AB - Initial second language acquisition proceeds surprisingly quickly. Foreign words can sometimes be used within minutes after the first exposure. Yet, it is unclear whether such rapid learning also takes place for more complex, multi-layered properties like words with complex morphosyntax and/or tonal features, and whether it is influenced by transfer from the learners’ native language. To address these questions, we recorded tonal and non-tonal learners’ brain responses while they acquired novel tonal words with grammatical gender and number on two consecutive days. Comparing the novel words to repeated but non-taught pseudoword controls, we found that tonal learners demonstrated a full range of early and late event-related potentials in novel tonal word processing: an early word recognition component (~50 ms), an early left anterior negativity (ELAN), a left anterior negativity (LAN), and a P600. Non-tonal learners exhibited mainly late processing when accessing the meaning of the tonal words: a P600, as well as a LAN after an overnight consolidation. Yet, this group displayed correlations between pitch perception abilities and ELAN, and between acquisition accuracy and LAN, suggesting that certain features may lead to facilitated processing of tonal words in non-tonal learners. Furthermore, the two groups displayed indistinguishable performance at the behavioural level, clearly suggesting that the same learning outcome may be achieved through at least partially different neural mechanisms.
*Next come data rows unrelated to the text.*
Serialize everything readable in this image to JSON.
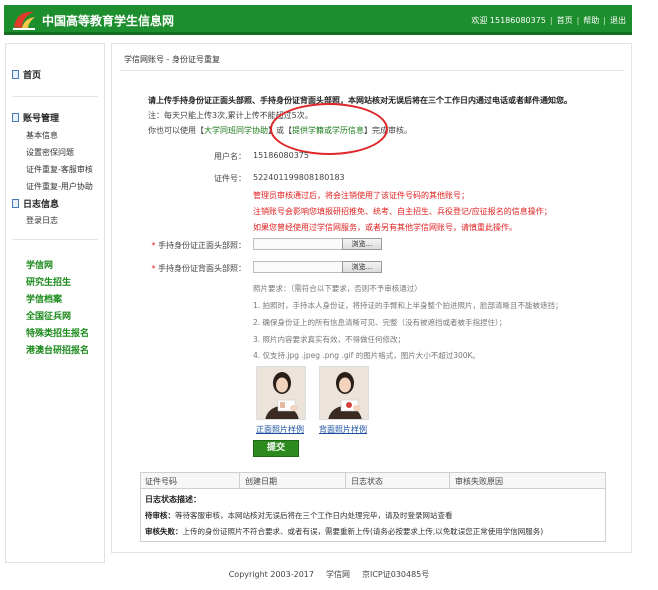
{
  "header": {
    "site_title": "中国高等教育学生信息网",
    "welcome": "欢迎 15186080375",
    "nav_home": "首页",
    "nav_help": "帮助",
    "nav_logout": "退出",
    "bg_color": "#1d8e2e"
  },
  "sidebar": {
    "home": "首页",
    "account_title": "账号管理",
    "account_items": [
      "基本信息",
      "设置密保问题",
      "证件重复-客服审核",
      "证件重复-用户协助"
    ],
    "log_title": "日志信息",
    "log_items": [
      "登录日志"
    ],
    "links": [
      "学信网",
      "研究生招生",
      "学信档案",
      "全国征兵网",
      "特殊类招生报名",
      "港澳台研招报名"
    ]
  },
  "main": {
    "breadcrumb": "学信网账号 - 身份证号重复",
    "intro": "请上传手持身份证正面头部照、手持身份证背面头部照，本网站核对无误后将在三个工作日内通过电话或者邮件通知您。",
    "note": "注：每天只能上传3次,累计上传不能超过5次。",
    "alt_prefix": "你也可以使用【",
    "alt_link1": "大学同班同学协助",
    "alt_mid": "】或【",
    "alt_link2": "提供学籍或学历信息",
    "alt_suffix": "】完成审核。",
    "username_label": "用户名：",
    "username_value": "15186080375",
    "idnum_label": "证件号：",
    "idnum_value": "522401199808180183",
    "warnings": [
      "管理员审核通过后，将会注销使用了该证件号码的其他账号；",
      "注销账号会影响您填报研招推免、统考、自主招生、兵役登记/应征报名的信息操作；",
      "如果您曾经使用过学信网服务，或者另有其他学信网账号，请慎重此操作。"
    ],
    "front_label": "手持身份证正面头部照：",
    "back_label": "手持身份证背面头部照：",
    "required_mark": "*",
    "browse_label": "浏览...",
    "requirements": [
      "照片要求：（需符合以下要求，否则不予审核通过）",
      "1. 拍照时，手持本人身份证，将持证的手臂和上半身整个拍进照片，脸部清晰且不能被遮挡；",
      "2. 确保身份证上的所有信息清晰可见、完整（没有被遮挡或者被手指捏住）；",
      "3. 照片内容要求真实有效，不得做任何修改；",
      "4. 仅支持.jpg .jpeg .png .gif 的图片格式，图片大小不超过300K。"
    ],
    "sample_front": "正面照片样例",
    "sample_back": "背面照片样例",
    "submit_label": "提交",
    "submit_color": "#2d8a1f"
  },
  "log_table": {
    "columns": [
      "证件号码",
      "创建日期",
      "日志状态",
      "审核失败原因"
    ],
    "desc_title": "日志状态描述：",
    "pending_label": "待审核：",
    "pending_text": "等待客服审核，本网站核对无误后将在三个工作日内处理完毕，请及时登录网站查看",
    "failed_label": "审核失败：",
    "failed_text": "上传的身份证照片不符合要求、或者有误，需要重新上传(请务必按要求上传,以免耽误您正常使用学信网服务)"
  },
  "footer": {
    "copyright": "Copyright 2003-2017",
    "site": "学信网",
    "icp": "京ICP证030485号"
  }
}
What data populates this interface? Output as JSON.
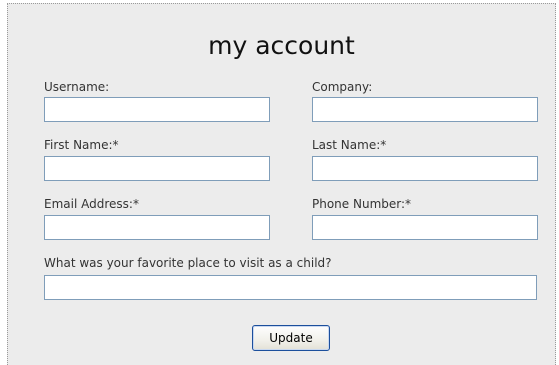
{
  "form": {
    "title": "my account",
    "fields": {
      "username": {
        "label": "Username:",
        "value": ""
      },
      "company": {
        "label": "Company:",
        "value": ""
      },
      "first_name": {
        "label": "First Name:*",
        "value": ""
      },
      "last_name": {
        "label": "Last Name:*",
        "value": ""
      },
      "email": {
        "label": "Email Address:*",
        "value": ""
      },
      "phone": {
        "label": "Phone Number:*",
        "value": ""
      },
      "security_question": {
        "label": "What was your favorite place to visit as a child?",
        "value": ""
      }
    },
    "submit_label": "Update"
  }
}
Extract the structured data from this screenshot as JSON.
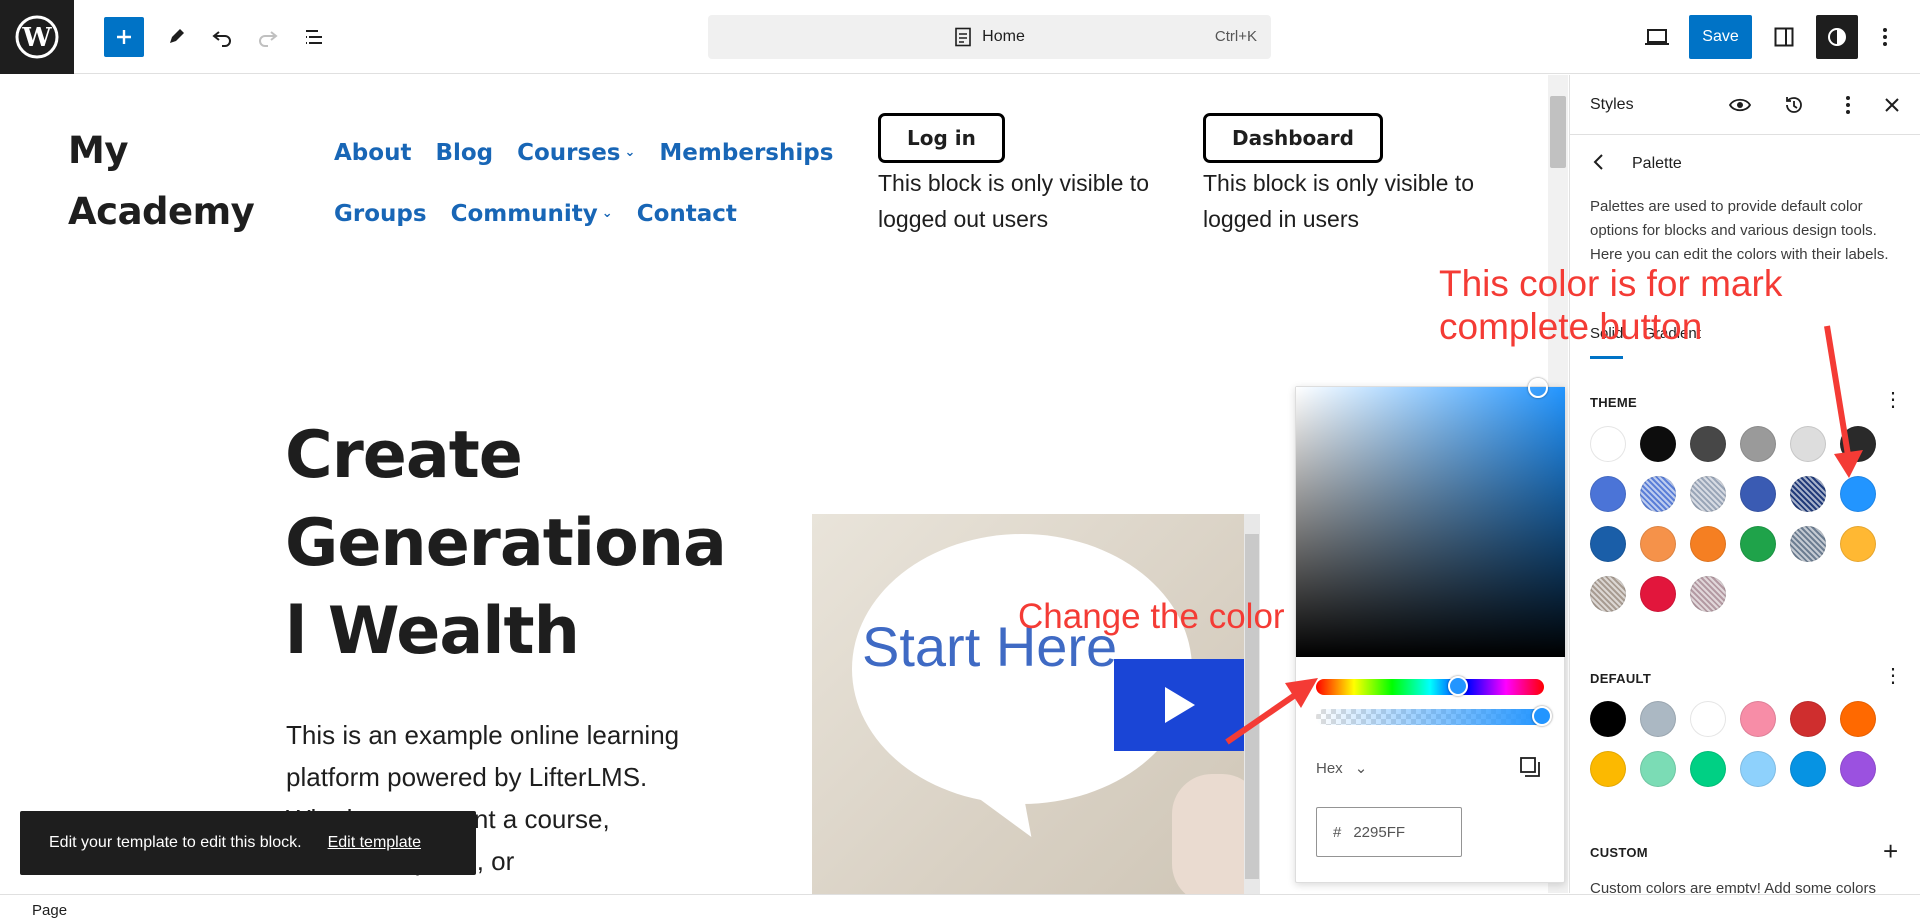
{
  "topbar": {
    "doc_title": "Home",
    "shortcut": "Ctrl+K",
    "save_label": "Save"
  },
  "site": {
    "title_line1": "My",
    "title_line2": "Academy",
    "nav_row1": [
      "About",
      "Blog",
      "Courses",
      "Memberships"
    ],
    "nav_row2": [
      "Groups",
      "Community",
      "Contact"
    ],
    "login_button": "Log in",
    "login_note_line1": "This block is only visible to",
    "login_note_line2": "logged out users",
    "dashboard_button": "Dashboard",
    "dashboard_note_line1": "This block is only visible to",
    "dashboard_note_line2": "logged in users"
  },
  "hero": {
    "title_line1": "Create",
    "title_line2": "Generationa",
    "title_line3": "l Wealth",
    "text_line1": "This is an example online learning",
    "text_line2": "platform powered by LifterLMS.",
    "text_line3": "Whether you want a course,",
    "text_line4": "membership site, or",
    "video_text": "Start Here"
  },
  "picker": {
    "format": "Hex",
    "hash": "#",
    "hex_value": "2295FF"
  },
  "sidebar": {
    "title": "Styles",
    "palette_title": "Palette",
    "palette_desc": "Palettes are used to provide default color options for blocks and various design tools. Here you can edit the colors with their labels.",
    "tab_solid": "Solid",
    "tab_gradient": "Gradient",
    "theme_label": "THEME",
    "default_label": "DEFAULT",
    "custom_label": "CUSTOM",
    "custom_desc": "Custom colors are empty! Add some colors",
    "theme_colors": [
      "#ffffff",
      "#0d0d0d",
      "#474747",
      "#9a9a9a",
      "#dddddd",
      "#2a2a2a",
      "#4b74d7",
      "#5b7fd8",
      "#9aa6b8",
      "#3a5bb3",
      "#213b7a",
      "#2295ff",
      "#1a5ea8",
      "#f5924a",
      "#f57f22",
      "#1fa34a",
      "#6d7e92",
      "#ffb833",
      "#a89c92",
      "#e2163c",
      "#b49aa3"
    ],
    "theme_hatched": [
      false,
      false,
      false,
      false,
      false,
      false,
      false,
      true,
      true,
      false,
      true,
      false,
      false,
      false,
      false,
      false,
      true,
      false,
      true,
      false,
      true
    ],
    "default_colors": [
      "#000000",
      "#abb8c3",
      "#ffffff",
      "#f78da7",
      "#cf2e2e",
      "#ff6900",
      "#fcb900",
      "#7bdcb5",
      "#00d084",
      "#8ed1fc",
      "#0693e3",
      "#9b51e0"
    ]
  },
  "snackbar": {
    "message": "Edit your template to edit this block.",
    "action": "Edit template"
  },
  "statusbar": {
    "label": "Page"
  },
  "annotations": {
    "note1_line1": "This color is for mark",
    "note1_line2": "complete button",
    "note2": "Change the color"
  },
  "colors": {
    "accent": "#0073c6",
    "annotation": "#f43b35",
    "nav_link": "#1866b6"
  }
}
Overall, the results suggest that it is possible to rapidly acquire words with grammatical tone and that transfer plays an important role even in very early second language acquisition.

KW - ERP

KW - Grammatical tone

KW - Morphosyntax

KW - Rapid learning

KW - Second language acquisition

KW - Transfer

U2 - 10.1016/j.brainres.2019.146614

DO - 10.1016/j.brainres.2019.146614

M3 - Article

C2 - 31862273

AN - SCOPUS:85076826487

VL - 1729

JO - Brain Research

JF - Brain Research

SN - 1872-6240

M1 - 146614

ER -